Tarai region, as conservation experts claim, is also at a high risk of floods and inundation during the rainy season. Bijaya Shrestha, an ecologist, said that the beds of the rivers and streams have risen in recent years due to increased siltation. “The rivers and streams were about 5-10 metres wide until two decades ago. They are as wide as 500 metres now,” said Shrestha, asserting that the rampant deforestation and haphazard extraction of riverbed materials in the Chure region are the main causes of floods and inundation in Tarai districts.
According to him, the flooded streams like Khutiya, Gauriganga, Pathariya, Kada among others destroy cultivable land in Kailali every rainy season.
The excessive extraction of sands and pebbles goes unchecked in the Godawari, Khutiya, Gauriganga, Khaniya, Machheli and Bagun among other rivers and streams in Kailali.
The local units have awarded contracts to various companies for the extraction of riverbed materials.
“The local units do not take sustainable approaches nor do they have environment-friendly plans and policies to protect the Chure area,” said forest and environment expert Ramesh Chand. “They are more eager to make short-term gains at the expense of the environment, and allow haphazard extraction of riverbed materials in the fragile Chure area. They don’t even monitor whether the contractors are abiding by the environmental impact assessment as they excavate riverbed materials,” he said.

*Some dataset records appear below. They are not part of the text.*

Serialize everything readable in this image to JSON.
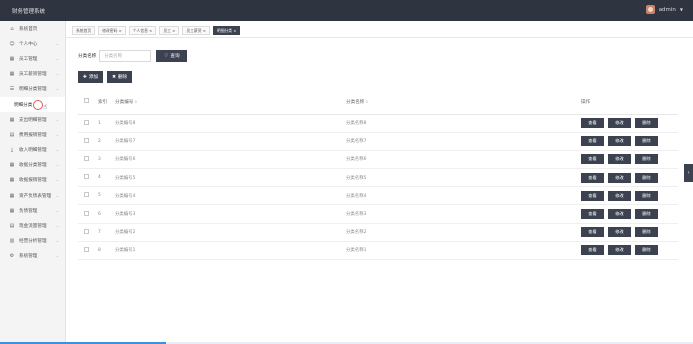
{
  "app": {
    "title": "财务管理系统"
  },
  "user": {
    "name": "admin",
    "caret": "▼"
  },
  "sidebar": {
    "items": [
      {
        "label": "系统首页",
        "icon": "home-icon",
        "glyph": "⌂"
      },
      {
        "label": "个人中心",
        "icon": "user-icon",
        "glyph": "☺"
      },
      {
        "label": "员工管理",
        "icon": "grid-icon",
        "glyph": "▦"
      },
      {
        "label": "员工薪资管理",
        "icon": "grid-icon",
        "glyph": "▦"
      },
      {
        "label": "明细分类管理",
        "icon": "list-icon",
        "glyph": "☰"
      },
      {
        "label": "支出明细管理",
        "icon": "grid-icon",
        "glyph": "▦"
      },
      {
        "label": "费用报销管理",
        "icon": "table-icon",
        "glyph": "▤"
      },
      {
        "label": "收入明细管理",
        "icon": "download-icon",
        "glyph": "⤓"
      },
      {
        "label": "收据分类管理",
        "icon": "grid-icon",
        "glyph": "▦"
      },
      {
        "label": "收据报销管理",
        "icon": "grid-icon",
        "glyph": "▦"
      },
      {
        "label": "资产负债表管理",
        "icon": "grid-icon",
        "glyph": "▦"
      },
      {
        "label": "负债管理",
        "icon": "grid-icon",
        "glyph": "▦"
      },
      {
        "label": "现金流量管理",
        "icon": "table-icon",
        "glyph": "▤"
      },
      {
        "label": "经营分析管理",
        "icon": "chart-icon",
        "glyph": "▥"
      },
      {
        "label": "系统管理",
        "icon": "gear-icon",
        "glyph": "⚙"
      }
    ],
    "active_sub": "明细分类"
  },
  "tabs": [
    "系统首页",
    "修改密码 ×",
    "个人信息 ×",
    "员工 ×",
    "员工薪资 ×",
    "明细分类 ×"
  ],
  "search": {
    "label": "分类名称",
    "placeholder": "分类名称",
    "button": "查询"
  },
  "actions": {
    "add": "添加",
    "delete": "删除"
  },
  "table": {
    "headers": {
      "index": "索引",
      "code": "分类编号",
      "name": "分类名称",
      "ops": "操作"
    },
    "rows": [
      {
        "index": "1",
        "code": "分类编号8",
        "name": "分类名称8"
      },
      {
        "index": "2",
        "code": "分类编号7",
        "name": "分类名称7"
      },
      {
        "index": "3",
        "code": "分类编号6",
        "name": "分类名称6"
      },
      {
        "index": "4",
        "code": "分类编号5",
        "name": "分类名称5"
      },
      {
        "index": "5",
        "code": "分类编号4",
        "name": "分类名称4"
      },
      {
        "index": "6",
        "code": "分类编号3",
        "name": "分类名称3"
      },
      {
        "index": "7",
        "code": "分类编号2",
        "name": "分类名称2"
      },
      {
        "index": "8",
        "code": "分类编号1",
        "name": "分类名称1"
      }
    ],
    "op_labels": {
      "view": "查看",
      "edit": "修改",
      "delete": "删除"
    }
  },
  "colors": {
    "topbar": "#2f3441",
    "button": "#3c4250",
    "accent_ring": "#e25a5a"
  },
  "page_progress": 0.24
}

According to Chand, the Chure region is being destroyed due to unplanned development activities such as the construction of roads, drinking water and irrigation projects in the area. Chure and Mohanyal rural municipalities lie in the Chure region of Kailali district. Both local units have prioritised road construction in their annual budgets. Chure Rural Municipality commenced road construction in Sahajpur, Aalad, Deurali, Mauri, Chaumala and Phaltude areas while Mohanyal has five road projects in the Chure region.